These arcs often appear as an ‘upside-down, rainbow, when the Sun’s rays are refracted inside small, flat, six-sided ice crystals suspended high in the sky, usually in cirrus or ‘mare-tail’ clouds. This projects an arc in the sky which, if complete, would circle the sky directly overhead. They usually form no more than one-quarter of a circle.


These circular optical phenomena are produced when either light from the Sun, or sunlight reflected by the Moon, passes through ice crystals in the atmosphere. The light is refracted by ice crystals in high-level cirrus clouds, creating the effect of a ring of light around the Sun or Moon.

Coronas and iridescence

Light is diffracted (its direction is deflected) when it passes around the edge of objects such as water droplets in a cloud. This produces a corona, which appears as a circle around the source of light, such as the Moon, when the droplets are the same size. If the droplets vary in size, the complex pattern of diffraction produces a display of colours called iridescence.

Mock sun

As the name implies, a ‘mock sun’ – also known as a sun dog or a parhelion – is a bright spot in the sky that resembles the Sun. Mock suns occur when cirrus or cirrostratus clouds are thick enough to catch the light from the Sun and separate it into the individual colours of the spectrum. The higher the Sun is in the sky, the further away the mock sun will be observed from the real Sun.
Such are the complexities of our atmosphere and the optical images that can be created by the composition of the air above our heads. In the hustle and bustle of our everyday lives and in our eagerness to get from point A to point B we tend to from suffer tunnel vision and seldom look upwards to the skies.

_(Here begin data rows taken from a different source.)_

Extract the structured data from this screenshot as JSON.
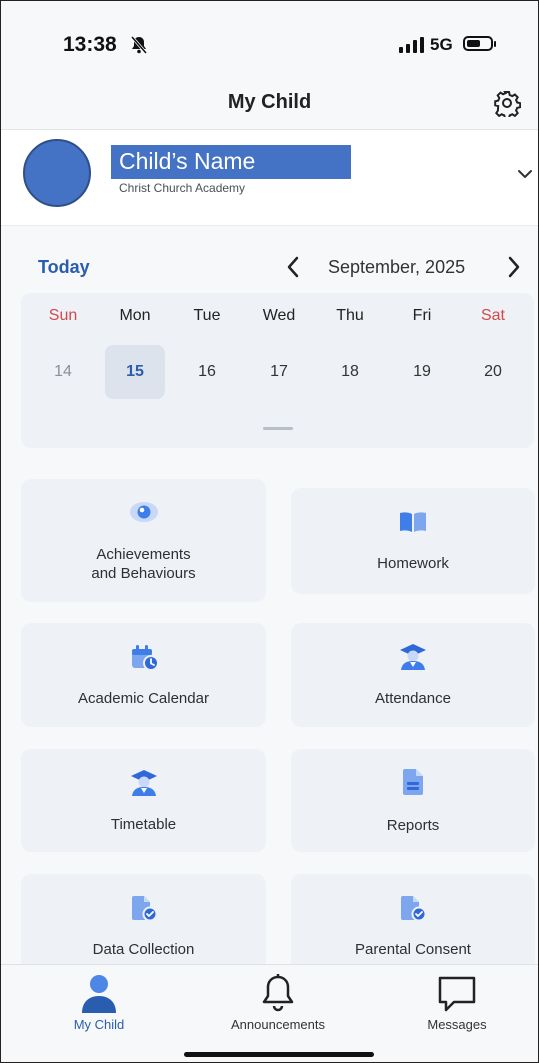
{
  "status_bar": {
    "time": "13:38",
    "network": "5G"
  },
  "header": {
    "title": "My Child"
  },
  "profile": {
    "child_name": "Child’s Name",
    "school": "Christ Church Academy"
  },
  "calendar": {
    "today_label": "Today",
    "month_label": "September, 2025",
    "days": [
      {
        "name": "Sun",
        "num": "14",
        "weekend": true
      },
      {
        "name": "Mon",
        "num": "15",
        "selected": true
      },
      {
        "name": "Tue",
        "num": "16"
      },
      {
        "name": "Wed",
        "num": "17"
      },
      {
        "name": "Thu",
        "num": "18"
      },
      {
        "name": "Fri",
        "num": "19"
      },
      {
        "name": "Sat",
        "num": "20",
        "weekend": true
      }
    ]
  },
  "tiles": [
    {
      "label1": "Achievements",
      "label2": "and Behaviours",
      "icon": "eye-icon"
    },
    {
      "label1": "Homework",
      "icon": "book-icon"
    },
    {
      "label1": "Academic Calendar",
      "icon": "calendar-clock-icon"
    },
    {
      "label1": "Attendance",
      "icon": "graduate-icon"
    },
    {
      "label1": "Timetable",
      "icon": "graduate-icon"
    },
    {
      "label1": "Reports",
      "icon": "document-icon"
    },
    {
      "label1": "Data Collection",
      "icon": "document-check-icon"
    },
    {
      "label1": "Parental Consent",
      "icon": "document-check-icon"
    }
  ],
  "tabbar": {
    "my_child": "My Child",
    "announcements": "Announcements",
    "messages": "Messages"
  },
  "colors": {
    "accent": "#2a5db0",
    "icon_blue": "#3f7de8",
    "weekend_red": "#d04a4a",
    "tile_bg": "#eef1f5",
    "placeholder_blue": "#4472c4"
  }
}
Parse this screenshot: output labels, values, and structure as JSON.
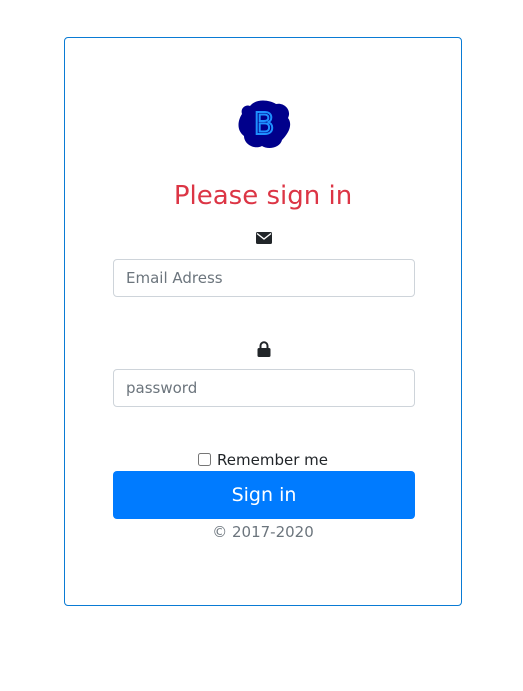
{
  "form": {
    "title": "Please sign in",
    "email_placeholder": "Email Adress",
    "password_placeholder": "password",
    "remember_label": "Remember me",
    "submit_label": "Sign in",
    "copyright": "© 2017-2020",
    "logo_letter": "B"
  },
  "icons": {
    "email": "envelope-icon",
    "password": "lock-icon",
    "logo": "bootstrap-logo"
  },
  "colors": {
    "title": "#dc3545",
    "button": "#007bff",
    "card_border": "#0a7bd4",
    "logo_blob": "#00008b",
    "logo_letter": "#1e90ff"
  }
}
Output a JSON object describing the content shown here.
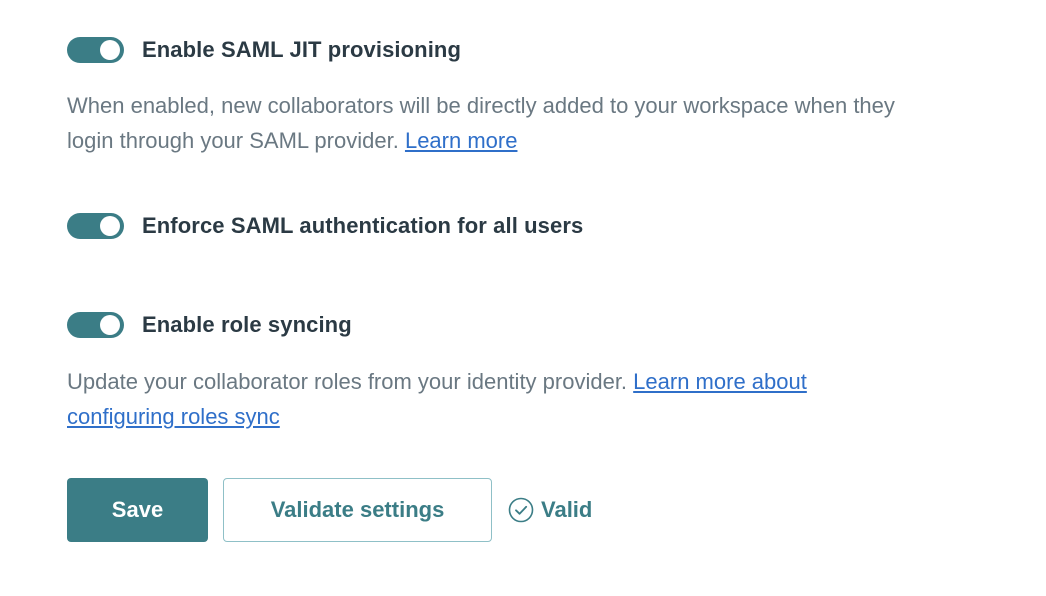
{
  "settings": {
    "jit": {
      "label": "Enable SAML JIT provisioning",
      "enabled": true,
      "description": "When enabled, new collaborators will be directly added to your workspace when they login through your SAML provider.",
      "link": "Learn more"
    },
    "enforce": {
      "label": "Enforce SAML authentication for all users",
      "enabled": true
    },
    "role_sync": {
      "label": "Enable role syncing",
      "enabled": true,
      "description": "Update your collaborator roles from your identity provider.",
      "link": "Learn more about configuring roles sync"
    }
  },
  "actions": {
    "save_label": "Save",
    "validate_label": "Validate settings",
    "status_label": "Valid"
  },
  "colors": {
    "accent": "#3b7d86",
    "link": "#2f6fc9",
    "heading": "#2b3a44",
    "muted": "#6a7882"
  },
  "icons": {
    "status": "check-circle-icon"
  }
}
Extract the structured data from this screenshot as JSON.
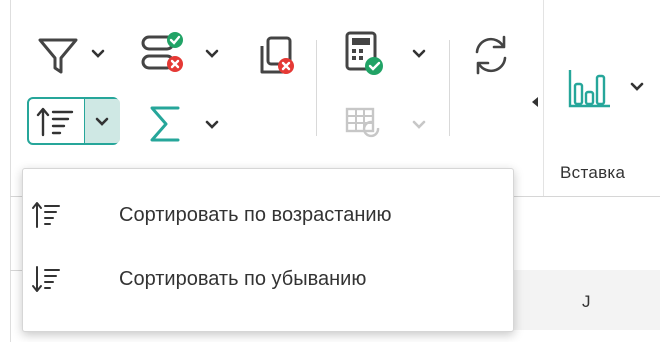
{
  "ribbon": {
    "icons": {
      "filter": "filter-icon",
      "filter_manage": "filter-manage-icon",
      "filter_clear": "filter-clear-icon",
      "sort": "sort-ascending-icon",
      "sum": "sum-icon",
      "calculate": "calculate-icon",
      "recalc_table": "recalc-table-icon",
      "refresh": "refresh-icon",
      "chart": "bar-chart-icon",
      "collapse": "collapse-arrow-icon"
    },
    "insert_group_label": "Вставка"
  },
  "sheet": {
    "column_label": "J"
  },
  "sort_menu": {
    "items": [
      {
        "label": "Сортировать по возрастанию",
        "icon": "sort-ascending-icon"
      },
      {
        "label": "Сортировать по убыванию",
        "icon": "sort-descending-icon"
      }
    ]
  },
  "colors": {
    "accent": "#26a69a",
    "accent_light": "#cfe8e4",
    "green": "#21a366",
    "red": "#e53935",
    "icon_gray": "#444444",
    "disabled": "#c7c7c7"
  }
}
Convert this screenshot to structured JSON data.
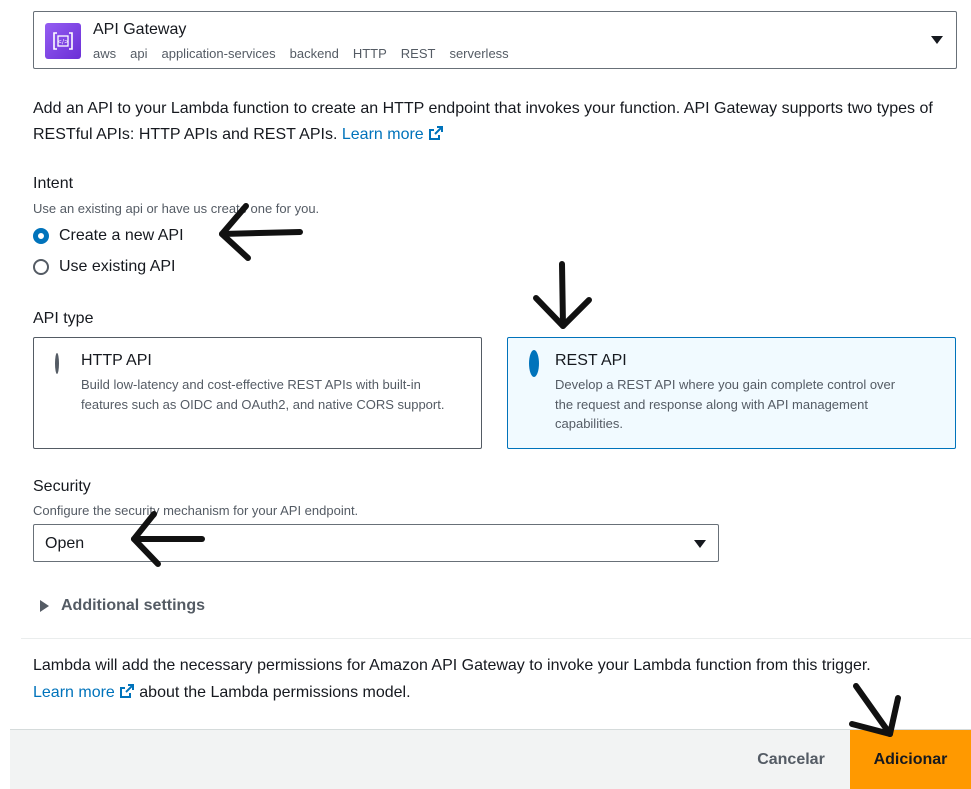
{
  "service": {
    "name": "API Gateway",
    "tags": [
      "aws",
      "api",
      "application-services",
      "backend",
      "HTTP",
      "REST",
      "serverless"
    ],
    "icon": "api-gateway-icon",
    "brand_color": "#7b3fe4"
  },
  "description": {
    "text": "Add an API to your Lambda function to create an HTTP endpoint that invokes your function. API Gateway supports two types of RESTful APIs: HTTP APIs and REST APIs.",
    "link": "Learn more"
  },
  "intent": {
    "label": "Intent",
    "hint": "Use an existing api or have us create one for you.",
    "options": [
      {
        "label": "Create a new API",
        "selected": true
      },
      {
        "label": "Use existing API",
        "selected": false
      }
    ]
  },
  "api_type": {
    "label": "API type",
    "options": [
      {
        "title": "HTTP API",
        "desc": "Build low-latency and cost-effective REST APIs with built-in features such as OIDC and OAuth2, and native CORS support.",
        "selected": false
      },
      {
        "title": "REST API",
        "desc": "Develop a REST API where you gain complete control over the request and response along with API management capabilities.",
        "selected": true
      }
    ]
  },
  "security": {
    "label": "Security",
    "hint": "Configure the security mechanism for your API endpoint.",
    "value": "Open"
  },
  "additional_settings": {
    "label": "Additional settings"
  },
  "permissions": {
    "text1": "Lambda will add the necessary permissions for Amazon API Gateway to invoke your Lambda function from this trigger.",
    "link": "Learn more",
    "text2": "about the Lambda permissions model."
  },
  "footer": {
    "cancel": "Cancelar",
    "add": "Adicionar"
  },
  "colors": {
    "accent": "#0073bb",
    "primary_button": "#ff9900",
    "selected_card_bg": "#f1faff"
  }
}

Perhaps, we should spare a little time each day to marvel at the wonders of nature (besides the rain and blistering sun) in the heavens above and try to understand what causes our weather. Each day and night are unique.